TASK STATEMENT: Could you filter the data below down to the lines that hold the word "case"?

START DATA EXCERPTS

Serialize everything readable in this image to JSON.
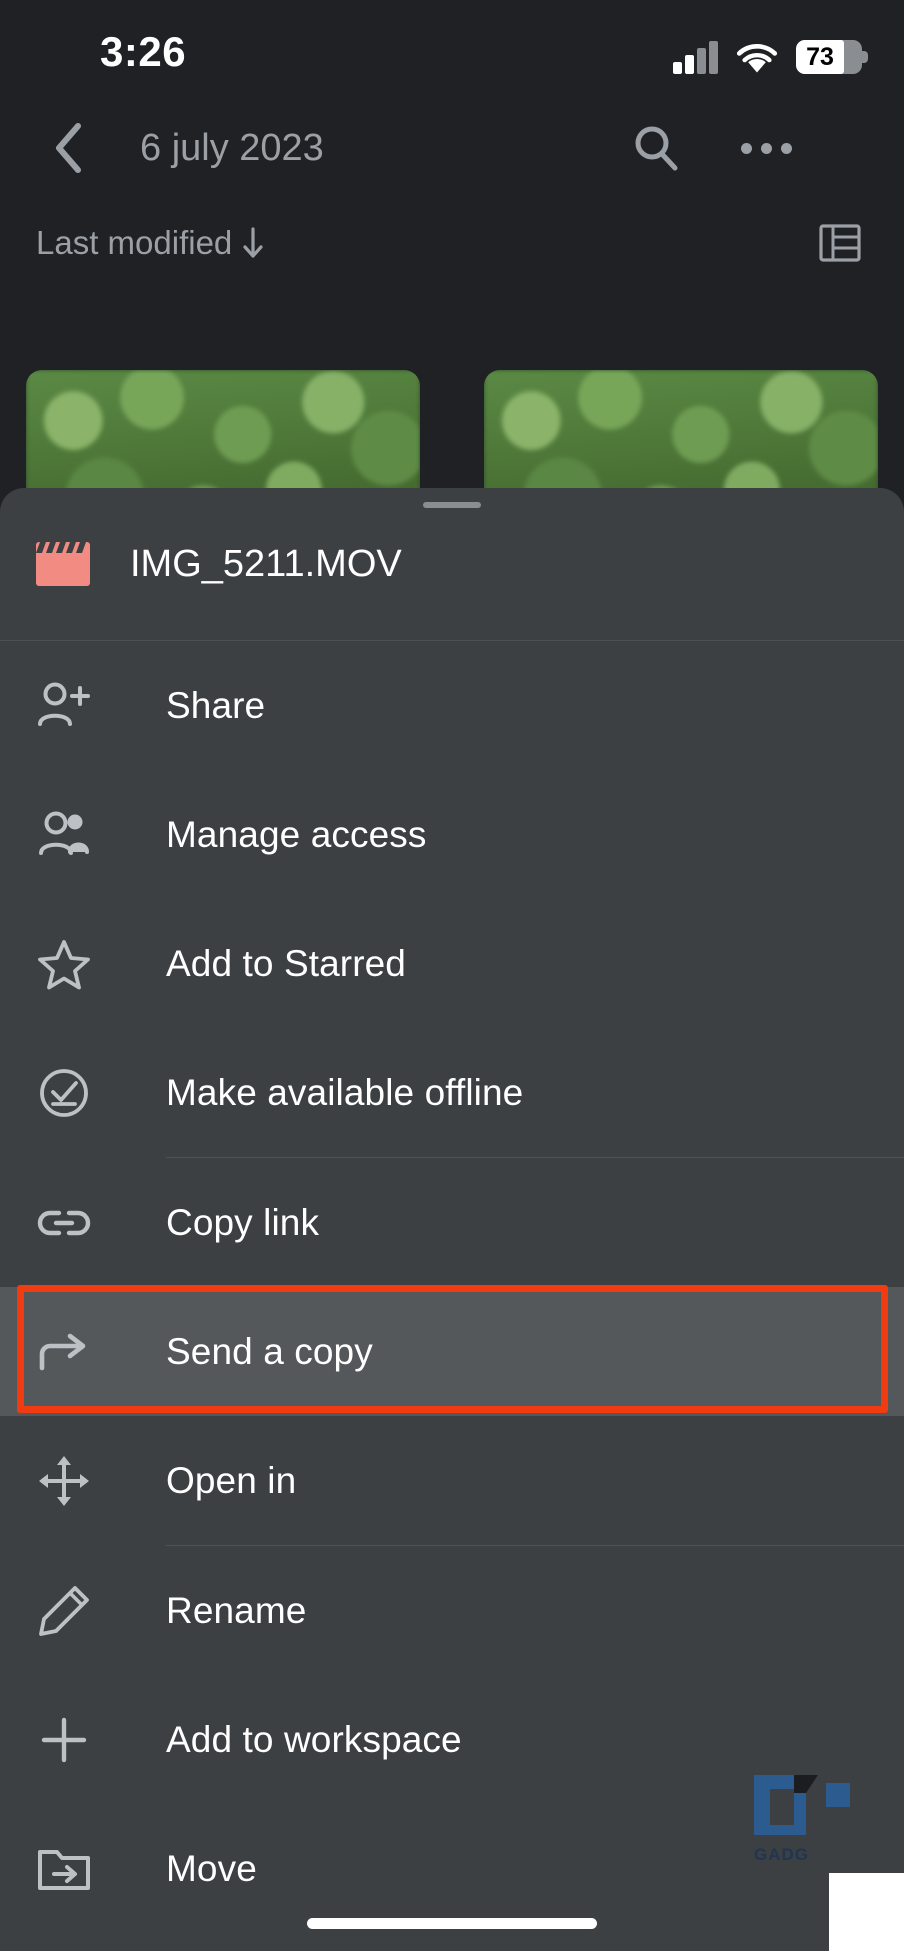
{
  "status_bar": {
    "time": "3:26",
    "battery_percent": "73",
    "signal_bars_filled": 2,
    "signal_bars_total": 4,
    "wifi_icon": "wifi-icon",
    "battery_icon": "battery-icon"
  },
  "app_bar": {
    "back_icon": "chevron-left-icon",
    "title": "6 july 2023",
    "search_icon": "search-icon",
    "more_icon": "more-horizontal-icon"
  },
  "sort_row": {
    "label": "Last modified",
    "sort_arrow_icon": "arrow-down-icon",
    "view_toggle_icon": "list-view-icon"
  },
  "sheet": {
    "drag_handle": "drag-handle",
    "file_icon": "video-clapperboard-icon",
    "file_name": "IMG_5211.MOV"
  },
  "menu": {
    "items": [
      {
        "label": "Share",
        "icon": "person-add-icon",
        "highlighted": false,
        "divider_after": false
      },
      {
        "label": "Manage access",
        "icon": "people-icon",
        "highlighted": false,
        "divider_after": false
      },
      {
        "label": "Add to Starred",
        "icon": "star-outline-icon",
        "highlighted": false,
        "divider_after": false
      },
      {
        "label": "Make available offline",
        "icon": "offline-check-icon",
        "highlighted": false,
        "divider_after": true
      },
      {
        "label": "Copy link",
        "icon": "link-icon",
        "highlighted": false,
        "divider_after": false
      },
      {
        "label": "Send a copy",
        "icon": "forward-arrow-icon",
        "highlighted": true,
        "divider_after": false
      },
      {
        "label": "Open in",
        "icon": "open-in-move-icon",
        "highlighted": false,
        "divider_after": true
      },
      {
        "label": "Rename",
        "icon": "pencil-icon",
        "highlighted": false,
        "divider_after": false
      },
      {
        "label": "Add to workspace",
        "icon": "plus-icon",
        "highlighted": false,
        "divider_after": false
      },
      {
        "label": "Move",
        "icon": "folder-move-icon",
        "highlighted": false,
        "divider_after": false
      }
    ]
  },
  "annotation": {
    "target_label": "Send a copy",
    "color": "#f03c10"
  },
  "watermark": {
    "text": "GADG"
  },
  "colors": {
    "screen_background": "#202124",
    "sheet_background": "#3c4043",
    "highlight_background": "#55585b",
    "primary_text": "#ffffff",
    "secondary_text": "#9aa0a6",
    "icon_color": "#bdc1c6",
    "video_icon": "#f28b82",
    "annotation_red": "#f03c10"
  }
}
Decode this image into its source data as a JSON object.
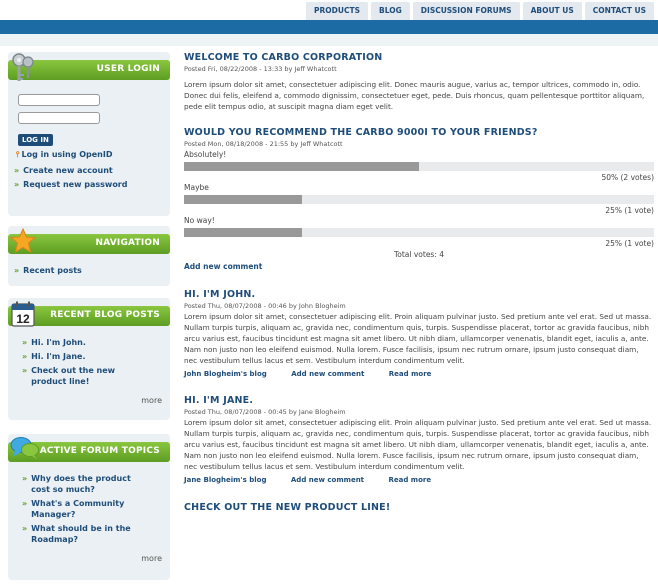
{
  "nav": {
    "tabs": [
      "PRODUCTS",
      "BLOG",
      "DISCUSSION FORUMS",
      "ABOUT US",
      "CONTACT US"
    ]
  },
  "sidebar": {
    "login": {
      "title": "USER LOGIN",
      "button": "LOG IN",
      "openid": "Log in using OpenID",
      "links": [
        "Create new account",
        "Request new password"
      ]
    },
    "navigation": {
      "title": "NAVIGATION",
      "links": [
        "Recent posts"
      ]
    },
    "recent_blog": {
      "title": "RECENT BLOG POSTS",
      "calendar_day": "12",
      "links": [
        "Hi. I'm John.",
        "Hi. I'm Jane.",
        "Check out the new product line!"
      ],
      "more": "more"
    },
    "forum": {
      "title": "ACTIVE FORUM TOPICS",
      "links": [
        "Why does the product cost so much?",
        "What's a Community Manager?",
        "What should be in the Roadmap?"
      ],
      "more": "more"
    }
  },
  "posts": [
    {
      "title": "WELCOME TO CARBO CORPORATION",
      "meta": "Posted Fri, 08/22/2008 - 13:33 by Jeff Whatcott",
      "body": "Lorem ipsum dolor sit amet, consectetuer adipiscing elit. Donec mauris augue, varius ac, tempor ultrices, commodo in, odio. Donec dui felis, eleifend a, commodo dignissim, consectetuer eget, pede. Duis rhoncus, quam pellentesque porttitor aliquam, pede elit tempus odio, at suscipit magna diam eget velit."
    },
    {
      "title": "HI. I'M JOHN.",
      "meta": "Posted Thu, 08/07/2008 - 00:46 by John Blogheim",
      "body": "Lorem ipsum dolor sit amet, consectetuer adipiscing elit. Proin aliquam pulvinar justo. Sed pretium ante vel erat. Sed ut massa. Nullam turpis turpis, aliquam ac, gravida nec, condimentum quis, turpis. Suspendisse placerat, tortor ac gravida faucibus, nibh arcu varius est, faucibus tincidunt est magna sit amet libero. Ut nibh diam, ullamcorper venenatis, blandit eget, iaculis a, ante. Nam non justo non leo eleifend euismod. Nulla lorem. Fusce facilisis, ipsum nec rutrum ornare, ipsum justo consequat diam, nec vestibulum tellus lacus et sem. Vestibulum interdum condimentum velit.",
      "links": [
        "John Blogheim's blog",
        "Add new comment",
        "Read more"
      ]
    },
    {
      "title": "HI. I'M JANE.",
      "meta": "Posted Thu, 08/07/2008 - 00:45 by Jane Blogheim",
      "body": "Lorem ipsum dolor sit amet, consectetuer adipiscing elit. Proin aliquam pulvinar justo. Sed pretium ante vel erat. Sed ut massa. Nullam turpis turpis, aliquam ac, gravida nec, condimentum quis, turpis. Suspendisse placerat, tortor ac gravida faucibus, nibh arcu varius est, faucibus tincidunt est magna sit amet libero. Ut nibh diam, ullamcorper venenatis, blandit eget, iaculis a, ante. Nam non justo non leo eleifend euismod. Nulla lorem. Fusce facilisis, ipsum nec rutrum ornare, ipsum justo consequat diam, nec vestibulum tellus lacus et sem. Vestibulum interdum condimentum velit.",
      "links": [
        "Jane Blogheim's blog",
        "Add new comment",
        "Read more"
      ]
    },
    {
      "title": "CHECK OUT THE NEW PRODUCT LINE!"
    }
  ],
  "poll": {
    "title": "WOULD YOU RECOMMEND THE CARBO 9000I TO YOUR FRIENDS?",
    "meta": "Posted Mon, 08/18/2008 - 21:55 by Jeff Whatcott",
    "options": [
      {
        "label": "Absolutely!",
        "result": "50% (2 votes)",
        "fraction": 0.5
      },
      {
        "label": "Maybe",
        "result": "25% (1 vote)",
        "fraction": 0.25
      },
      {
        "label": "No way!",
        "result": "25% (1 vote)",
        "fraction": 0.25
      }
    ],
    "total": "Total votes: 4",
    "add_comment": "Add new comment"
  },
  "colors": {
    "brand_blue": "#1d6ba5",
    "link_blue": "#1f4d7a",
    "green": "#6aad2b"
  }
}
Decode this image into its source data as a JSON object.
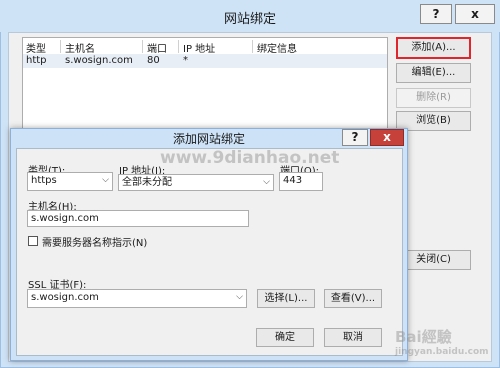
{
  "outer": {
    "title": "网站绑定",
    "help": "?",
    "close": "x",
    "columns": [
      "类型",
      "主机名",
      "端口",
      "IP 地址",
      "绑定信息"
    ],
    "row": {
      "type": "http",
      "host": "s.wosign.com",
      "port": "80",
      "ip": "*",
      "info": ""
    },
    "buttons": {
      "add": "添加(A)...",
      "edit": "编辑(E)...",
      "remove": "删除(R)",
      "browse": "浏览(B)",
      "close": "关闭(C)"
    }
  },
  "inner": {
    "title": "添加网站绑定",
    "help": "?",
    "close": "x",
    "type_label": "类型(T):",
    "type_value": "https",
    "ip_label": "IP 地址(I):",
    "ip_value": "全部未分配",
    "port_label": "端口(O):",
    "port_value": "443",
    "host_label": "主机名(H):",
    "host_value": "s.wosign.com",
    "sni_label": "需要服务器名称指示(N)",
    "ssl_label": "SSL 证书(F):",
    "ssl_value": "s.wosign.com",
    "select_btn": "选择(L)...",
    "view_btn": "查看(V)...",
    "ok_btn": "确定",
    "cancel_btn": "取消"
  },
  "watermarks": {
    "url": "www.9dianhao.net",
    "site": "Bai經驗",
    "domain": "jingyan.baidu.com"
  },
  "accent_color": "#e0262c"
}
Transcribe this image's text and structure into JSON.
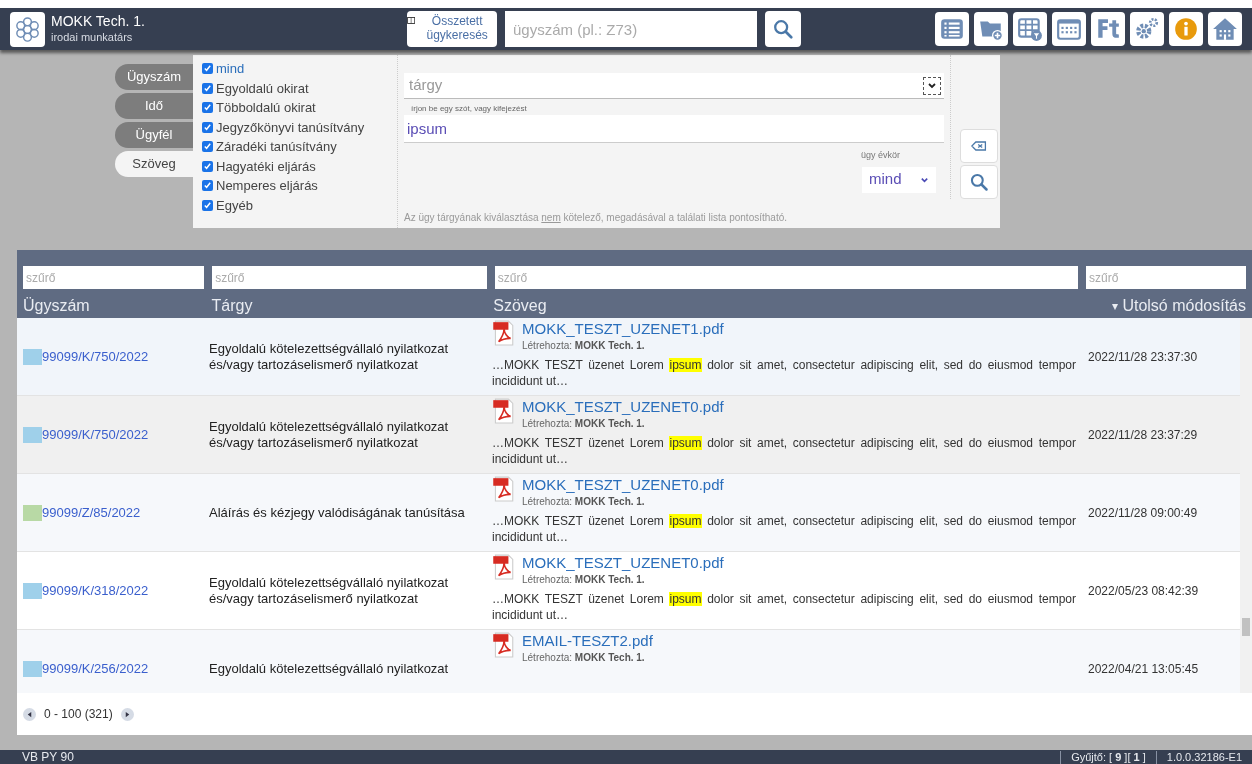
{
  "user": {
    "name": "MOKK Tech. 1.",
    "role": "irodai munkatárs"
  },
  "header": {
    "complex_search": "Összetett ügykeresés",
    "search_placeholder": "ügyszám (pl.: Z73)"
  },
  "search_tabs": [
    {
      "label": "Ügyszám",
      "selected": false
    },
    {
      "label": "Idő",
      "selected": false
    },
    {
      "label": "Ügyfél",
      "selected": false
    },
    {
      "label": "Szöveg",
      "selected": true
    }
  ],
  "doc_types": [
    {
      "label": "mind",
      "checked": true
    },
    {
      "label": "Egyoldalú okirat",
      "checked": true
    },
    {
      "label": "Többoldalú okirat",
      "checked": true
    },
    {
      "label": "Jegyzőkönyvi tanúsítvány",
      "checked": true
    },
    {
      "label": "Záradéki tanúsítvány",
      "checked": true
    },
    {
      "label": "Hagyatéki eljárás",
      "checked": true
    },
    {
      "label": "Nemperes eljárás",
      "checked": true
    },
    {
      "label": "Egyéb",
      "checked": true
    }
  ],
  "subject_placeholder": "tárgy",
  "text_hint": "írjon be egy szót, vagy kifejezést",
  "text_value": "ipsum",
  "year_label": "ügy évkör",
  "year_value": "mind",
  "note": {
    "before": "Az ügy tárgyának kiválasztása ",
    "underlined": "nem",
    "after": " kötelező, megadásával a találati lista pontosítható."
  },
  "table": {
    "filter_placeholders": [
      "szűrő",
      "szűrő",
      "szűrő",
      "szűrő"
    ],
    "columns": [
      "Ügyszám",
      "Tárgy",
      "Szöveg",
      "Utolsó módosítás"
    ],
    "sort_mark": "▾",
    "rows": [
      {
        "case": "99099/K/750/2022",
        "color": "#9fd0ea",
        "subject": "Egyoldalú kötelezettségvállaló nyilatkozat és/vagy tartozáselismerő nyilatkozat",
        "file": "MOKK_TESZT_UZENET1.pdf",
        "created_label": "Létrehozta:",
        "created_by": "MOKK Tech. 1.",
        "snippet": {
          "before": "…MOKK TESZT üzenet Lorem ",
          "match": "ipsum",
          "after": " dolor sit amet, consectetur adipiscing elit, sed do eiusmod tempor incididunt ut…"
        },
        "modified": "2022/11/28 23:37:30"
      },
      {
        "case": "99099/K/750/2022",
        "color": "#9fd0ea",
        "subject": "Egyoldalú kötelezettségvállaló nyilatkozat és/vagy tartozáselismerő nyilatkozat",
        "file": "MOKK_TESZT_UZENET0.pdf",
        "created_label": "Létrehozta:",
        "created_by": "MOKK Tech. 1.",
        "snippet": {
          "before": "…MOKK TESZT üzenet Lorem ",
          "match": "ipsum",
          "after": " dolor sit amet, consectetur adipiscing elit, sed do eiusmod tempor incididunt ut…"
        },
        "modified": "2022/11/28 23:37:29"
      },
      {
        "case": "99099/Z/85/2022",
        "color": "#b8d9a5",
        "subject": "Aláírás és kézjegy valódiságának tanúsítása",
        "file": "MOKK_TESZT_UZENET0.pdf",
        "created_label": "Létrehozta:",
        "created_by": "MOKK Tech. 1.",
        "snippet": {
          "before": "…MOKK TESZT üzenet Lorem ",
          "match": "ipsum",
          "after": " dolor sit amet, consectetur adipiscing elit, sed do eiusmod tempor incididunt ut…"
        },
        "modified": "2022/11/28 09:00:49"
      },
      {
        "case": "99099/K/318/2022",
        "color": "#9fd0ea",
        "subject": "Egyoldalú kötelezettségvállaló nyilatkozat és/vagy tartozáselismerő nyilatkozat",
        "file": "MOKK_TESZT_UZENET0.pdf",
        "created_label": "Létrehozta:",
        "created_by": "MOKK Tech. 1.",
        "snippet": {
          "before": "…MOKK TESZT üzenet Lorem ",
          "match": "ipsum",
          "after": " dolor sit amet, consectetur adipiscing elit, sed do eiusmod tempor incididunt ut…"
        },
        "modified": "2022/05/23 08:42:39"
      },
      {
        "case": "99099/K/256/2022",
        "color": "#9fd0ea",
        "subject": "Egyoldalú kötelezettségvállaló nyilatkozat",
        "file": "EMAIL-TESZT2.pdf",
        "created_label": "Létrehozta:",
        "created_by": "MOKK Tech. 1.",
        "modified": "2022/04/21 13:05:45"
      }
    ]
  },
  "pagination": "0 - 100 (321)",
  "status_bar": {
    "left": "VB PY 90",
    "collector_label": "Gyűjtő:",
    "collector_open": "[",
    "collector_a": "9",
    "collector_mid": "][",
    "collector_b": "1",
    "collector_close": "]",
    "version": "1.0.0.32186-E1"
  }
}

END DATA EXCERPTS

WRITTEN REPLY:
        "case": "99099/K/750/2022",
        "case": "99099/K/750/2022",
        "case": "99099/Z/85/2022",
        "case": "99099/K/318/2022",
        "case": "99099/K/256/2022",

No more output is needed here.